§ Extracted records:
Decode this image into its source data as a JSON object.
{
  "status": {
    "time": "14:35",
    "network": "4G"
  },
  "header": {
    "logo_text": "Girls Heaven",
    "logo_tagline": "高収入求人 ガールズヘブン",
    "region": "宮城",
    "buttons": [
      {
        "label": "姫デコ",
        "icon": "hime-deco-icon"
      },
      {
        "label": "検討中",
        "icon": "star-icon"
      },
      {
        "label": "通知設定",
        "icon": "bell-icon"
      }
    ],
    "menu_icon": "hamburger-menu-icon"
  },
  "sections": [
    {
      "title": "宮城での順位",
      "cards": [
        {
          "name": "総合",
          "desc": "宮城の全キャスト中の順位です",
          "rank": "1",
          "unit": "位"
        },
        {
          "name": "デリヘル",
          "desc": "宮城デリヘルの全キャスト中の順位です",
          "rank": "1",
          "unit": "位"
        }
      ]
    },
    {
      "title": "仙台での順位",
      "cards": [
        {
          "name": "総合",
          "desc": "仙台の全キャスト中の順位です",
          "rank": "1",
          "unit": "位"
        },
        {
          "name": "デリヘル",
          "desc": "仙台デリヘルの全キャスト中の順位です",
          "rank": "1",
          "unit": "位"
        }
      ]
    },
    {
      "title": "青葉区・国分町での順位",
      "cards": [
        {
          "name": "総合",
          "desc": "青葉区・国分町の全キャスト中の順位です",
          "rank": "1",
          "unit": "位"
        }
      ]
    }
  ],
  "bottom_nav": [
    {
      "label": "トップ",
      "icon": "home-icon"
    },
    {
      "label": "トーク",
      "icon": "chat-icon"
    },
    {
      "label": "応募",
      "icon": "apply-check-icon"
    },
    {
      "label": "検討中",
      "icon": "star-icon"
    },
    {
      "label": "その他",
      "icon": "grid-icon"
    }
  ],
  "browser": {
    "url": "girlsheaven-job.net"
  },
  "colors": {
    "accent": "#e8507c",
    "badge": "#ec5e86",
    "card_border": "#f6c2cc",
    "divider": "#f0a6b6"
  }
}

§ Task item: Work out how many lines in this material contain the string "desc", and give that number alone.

§ Your solution: 5